The pollution exclusion has had a long history of being interpreted by the courts throughout the US. Many substances have been held to come within the pollution exclusion, resulting in a bar of insurance coverage for costs sustained by policyholders addressing those substances in waterways and the air. In a recent case, the Fifth Circuit Court of Appeals interpreted the pollution exclusion in the context of quarry operations and the unintentional release of “rock fines” into a waterway.
In Eastern Concrete Materials, Inc. v. Ace American Insurance Co., No. 18-11043 (5th Cir. Jan. 17, 2020), a subsidiary of the policyholder accidentally released “rock fines” from settlement ponds at its quarry operations into a creek used for trout fishing. “Rock fines” are the small particles of rocks that result from crushing and screening rocks to ever smaller sizes. These particles are collected in settlement ponds and later are removed, dried and either used or sold after stockpiling. When released into the creek, the rock fines caused physical damage to the creek by changing the flow and contours of the creek, which caused a negative impact to the trout and other creatures in the creek.
The company was required by environmental agencies to clean up the creek and remove the rock fines. The policyholder sought reimbursement from its commercial umbrella insurance carrier for the cost of remediation of the creek and defending against the environmental claim. The policyholder did not have stand-alone environmental coverage. In response, the insurance carrier brought this declaratory judgment action seeking a declaration that the incident came within the policy’s pollution exclusion and that it had no duty to defend or indemnify the policyholder.
The pollution exclusion was a typical absolute pollution exclusion, which stated that the insurance did not apply to the release or escape of pollutants or any demand to remove or clean up pollutants. Pollutants was defined to include any solid contaminant, including waste material. Waste material included materials intended to be or have been recycled, reconditioned or reclaimed. The full relevant text of the pollution exclusion is set out in the opinion.
The district court granted summary judgment to the insurance company that the pollution exclusion applied to bar coverage. The Fifth Circuit affirmed.

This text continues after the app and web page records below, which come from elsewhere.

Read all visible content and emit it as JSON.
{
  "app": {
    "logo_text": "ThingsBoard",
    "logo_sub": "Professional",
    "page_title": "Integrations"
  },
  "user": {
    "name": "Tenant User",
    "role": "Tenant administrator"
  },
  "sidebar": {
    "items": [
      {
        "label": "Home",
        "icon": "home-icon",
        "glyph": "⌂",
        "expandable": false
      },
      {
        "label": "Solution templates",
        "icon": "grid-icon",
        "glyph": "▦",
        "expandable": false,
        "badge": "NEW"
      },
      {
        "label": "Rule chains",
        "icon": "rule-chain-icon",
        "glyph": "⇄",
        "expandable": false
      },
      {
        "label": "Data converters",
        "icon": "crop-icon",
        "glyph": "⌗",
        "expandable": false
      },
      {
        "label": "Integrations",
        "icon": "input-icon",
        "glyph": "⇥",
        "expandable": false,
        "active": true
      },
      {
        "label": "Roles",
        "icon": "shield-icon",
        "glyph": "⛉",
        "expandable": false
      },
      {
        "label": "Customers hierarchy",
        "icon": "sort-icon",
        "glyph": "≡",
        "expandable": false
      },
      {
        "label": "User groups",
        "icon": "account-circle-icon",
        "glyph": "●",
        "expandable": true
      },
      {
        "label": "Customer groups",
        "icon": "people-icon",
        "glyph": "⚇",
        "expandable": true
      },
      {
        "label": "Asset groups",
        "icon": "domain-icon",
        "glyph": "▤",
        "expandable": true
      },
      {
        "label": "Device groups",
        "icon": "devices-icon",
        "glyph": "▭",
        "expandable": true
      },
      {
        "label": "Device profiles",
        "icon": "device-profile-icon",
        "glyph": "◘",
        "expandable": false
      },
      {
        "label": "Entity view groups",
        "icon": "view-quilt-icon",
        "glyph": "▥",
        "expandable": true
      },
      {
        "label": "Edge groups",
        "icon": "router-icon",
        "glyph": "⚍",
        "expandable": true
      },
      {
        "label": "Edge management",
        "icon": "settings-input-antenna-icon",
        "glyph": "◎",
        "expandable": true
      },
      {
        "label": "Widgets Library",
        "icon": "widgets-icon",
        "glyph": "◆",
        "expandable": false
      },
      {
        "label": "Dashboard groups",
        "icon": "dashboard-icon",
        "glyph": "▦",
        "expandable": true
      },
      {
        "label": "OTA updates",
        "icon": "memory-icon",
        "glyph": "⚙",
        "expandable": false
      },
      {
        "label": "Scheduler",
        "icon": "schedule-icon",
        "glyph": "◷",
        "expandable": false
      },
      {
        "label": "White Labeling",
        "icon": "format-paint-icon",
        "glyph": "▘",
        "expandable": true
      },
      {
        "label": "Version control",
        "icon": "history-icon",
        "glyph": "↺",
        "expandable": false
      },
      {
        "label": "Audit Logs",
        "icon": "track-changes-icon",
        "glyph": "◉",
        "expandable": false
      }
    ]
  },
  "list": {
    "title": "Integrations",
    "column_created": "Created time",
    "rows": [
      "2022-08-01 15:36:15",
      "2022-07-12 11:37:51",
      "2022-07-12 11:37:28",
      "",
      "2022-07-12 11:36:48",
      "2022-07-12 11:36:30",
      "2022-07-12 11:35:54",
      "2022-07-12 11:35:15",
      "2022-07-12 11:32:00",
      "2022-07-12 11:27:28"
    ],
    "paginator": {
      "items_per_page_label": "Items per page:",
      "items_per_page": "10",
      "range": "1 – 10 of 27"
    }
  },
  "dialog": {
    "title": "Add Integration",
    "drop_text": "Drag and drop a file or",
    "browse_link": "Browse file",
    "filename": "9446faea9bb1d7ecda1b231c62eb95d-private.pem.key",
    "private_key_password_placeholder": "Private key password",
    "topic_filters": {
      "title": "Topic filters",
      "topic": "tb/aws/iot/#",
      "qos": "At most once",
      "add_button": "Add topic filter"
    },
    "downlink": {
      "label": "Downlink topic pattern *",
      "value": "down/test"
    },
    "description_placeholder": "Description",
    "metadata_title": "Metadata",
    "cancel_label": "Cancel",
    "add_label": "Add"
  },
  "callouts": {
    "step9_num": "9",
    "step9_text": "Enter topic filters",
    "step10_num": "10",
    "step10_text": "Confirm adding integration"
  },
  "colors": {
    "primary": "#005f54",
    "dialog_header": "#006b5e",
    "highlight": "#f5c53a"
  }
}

In affirming, the court agreed that the rock fines were contaminants. While rock fines did not affect the quality of the water, the court found that they affected the overall ecosystem of the creek, which made them contaminants. As the court described it, the “rock fines, in short, ‘render[e]d [the creek] unfit for use’ as a habitat for trout and other species.” (citation omitted). Because the court concluded that rock fines qualified as contaminants under the policy, summary judgment was appropriate. Even though rocks, or teeny tiny rock particles, do not affect water quality, if they mess with the ecosystem they qualify as contaminants and come within the broad contours of the absolute pollution exclusion.